But online literary magazines debuted in the mid-90's, thus any edginess inherent in the mere use of the Web as a distribution form for writing is long past. Today, even elementary school children can code and create their own web sites, while literature has taken many small steps evocative of giant leaps onto the new terra firma of digital form. "Without Covers://literary_magazines@the_digital_edge," a collection of essays its editors commissioned when "our staff consisted entirely of writers and lovers of literature -- no business advisor or techie wiz to guide us into the next century ..." 1, as if love of literature, a knowledge of technology and a small degree of business acumen were mutually exclusive talents, proceeds from some very dated assumptions. In a field where so little has been published on paper about how digital technology has affected literature, the title promises far more than the book delivers.
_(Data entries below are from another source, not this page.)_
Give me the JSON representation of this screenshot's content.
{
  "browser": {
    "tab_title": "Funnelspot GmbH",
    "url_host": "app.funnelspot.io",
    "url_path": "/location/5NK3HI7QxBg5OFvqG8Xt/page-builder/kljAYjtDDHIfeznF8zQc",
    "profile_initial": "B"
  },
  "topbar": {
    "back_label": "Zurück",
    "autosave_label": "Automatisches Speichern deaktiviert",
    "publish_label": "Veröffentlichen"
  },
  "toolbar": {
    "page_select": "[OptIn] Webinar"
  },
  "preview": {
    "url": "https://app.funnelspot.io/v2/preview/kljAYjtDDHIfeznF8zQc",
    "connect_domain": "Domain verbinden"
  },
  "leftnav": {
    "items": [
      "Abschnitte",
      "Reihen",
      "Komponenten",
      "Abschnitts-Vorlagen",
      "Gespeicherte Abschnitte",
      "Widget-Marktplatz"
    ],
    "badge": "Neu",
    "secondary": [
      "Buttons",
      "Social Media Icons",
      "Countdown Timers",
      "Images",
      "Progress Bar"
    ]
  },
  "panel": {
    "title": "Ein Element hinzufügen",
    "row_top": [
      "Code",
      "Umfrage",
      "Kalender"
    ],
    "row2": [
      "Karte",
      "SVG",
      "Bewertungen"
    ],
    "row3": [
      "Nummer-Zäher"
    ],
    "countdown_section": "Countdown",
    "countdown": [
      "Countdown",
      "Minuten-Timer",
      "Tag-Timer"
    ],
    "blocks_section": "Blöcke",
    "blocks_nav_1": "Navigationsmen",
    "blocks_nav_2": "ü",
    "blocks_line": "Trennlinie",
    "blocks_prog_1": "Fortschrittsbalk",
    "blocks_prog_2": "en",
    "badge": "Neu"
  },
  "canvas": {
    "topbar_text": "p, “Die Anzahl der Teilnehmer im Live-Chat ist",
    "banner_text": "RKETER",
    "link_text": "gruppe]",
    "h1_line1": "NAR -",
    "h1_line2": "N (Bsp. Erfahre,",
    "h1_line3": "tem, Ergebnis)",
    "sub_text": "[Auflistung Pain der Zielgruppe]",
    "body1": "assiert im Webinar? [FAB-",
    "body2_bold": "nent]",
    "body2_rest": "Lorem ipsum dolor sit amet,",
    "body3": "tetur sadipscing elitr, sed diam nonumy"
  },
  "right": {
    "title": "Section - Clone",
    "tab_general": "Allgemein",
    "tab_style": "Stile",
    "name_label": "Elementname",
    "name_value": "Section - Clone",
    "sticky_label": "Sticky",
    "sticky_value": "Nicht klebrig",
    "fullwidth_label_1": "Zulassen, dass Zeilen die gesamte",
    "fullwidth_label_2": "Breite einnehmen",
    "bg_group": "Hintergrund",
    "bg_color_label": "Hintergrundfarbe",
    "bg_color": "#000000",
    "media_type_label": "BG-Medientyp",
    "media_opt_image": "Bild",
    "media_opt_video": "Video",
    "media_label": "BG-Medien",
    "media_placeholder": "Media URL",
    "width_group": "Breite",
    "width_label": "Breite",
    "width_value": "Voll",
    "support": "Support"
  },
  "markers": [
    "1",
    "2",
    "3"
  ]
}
There is writing of interest within the books covers, once one gets past the tendency many of the essay writers show to pen remarks suited to placing their own efforts into the yet to be written history of early Web published literature. Paula Geyh's essay, The "Literary Magazine, the Web, and the Changing of the Avant-Garde" effectively traces parallels between our current evolving use of digital technology, both as carrier and constructor, to media developments in pre-digital arts and writing movements. Robert Kendall's "The Editor in an Internet Age" engages some of the new possibilities the Web affords writers and editors, while John Tranter's "The Left Hand of Capitalism" demonstrates the philosophical shift many online editors have made in their thinking about e-publishing and profit. And from Michael Joyce, arguably the author of the first hypertext novel and equally important, co-author with Jay David Bolter, John B. Smith and Mark Bernstein, of the Storyspace software which made the creation and publication of that novel possible, the essay "A Marriage that Might Have Been" challenges the premise that it is impossible to sift through all the puppy-dog poetry self- published on the Web to that which the audience for this book might wish to encounter. Joyce provides a very thorough webliography to "the truly literary electronic little magazines, [which] like their predecessors and contemporaries, are characterized by their attention to good writing as it has been irregularly and contentiously understood through one full century plus a year ... " 2

One essential component that sets these essays apart is an underlying commitment, long recognized by online-literary editors and publishers, to discuss and promote the community-building opportunities the global environment of the internet has given to the literary world of the 21st century, where "audience share in the electrosphere" 3 to quote Alt-X network's founder Mark Amerika, has become our new currency.

It would seem even traditional print publishers are beginning to agree, given Penguin's recent publication of Stephanie Strickland's print poetry collection, "V: WaveSon.Nets/Losing L'una," a reading experience created with two covers and one free access web site non-cover referenced from the book's center. With no edges, no specific beginning or end, Strickland's work aptly demonstrates that our literary universe, like the one in which we live, is infinite and ever expanding, with covers or without.

1 Hurliman, Lesha and Kunakermakom, Numsiri C. Without Covers://literary_magazines@the_digital_edge. "Preface." Pg xi

2 Joyce, Michael. 2002. Without Covers://literary_magazines@the_digital_edge. "A Marriage that Might Have Been." Pg 32

3 Mark Amerika. 2000. trAce Ink.ubation Conference "Ink.ubation Introduction"

This review was commissioned by and originally published in American Book Review, July/August 2003, Vol 24 Number 5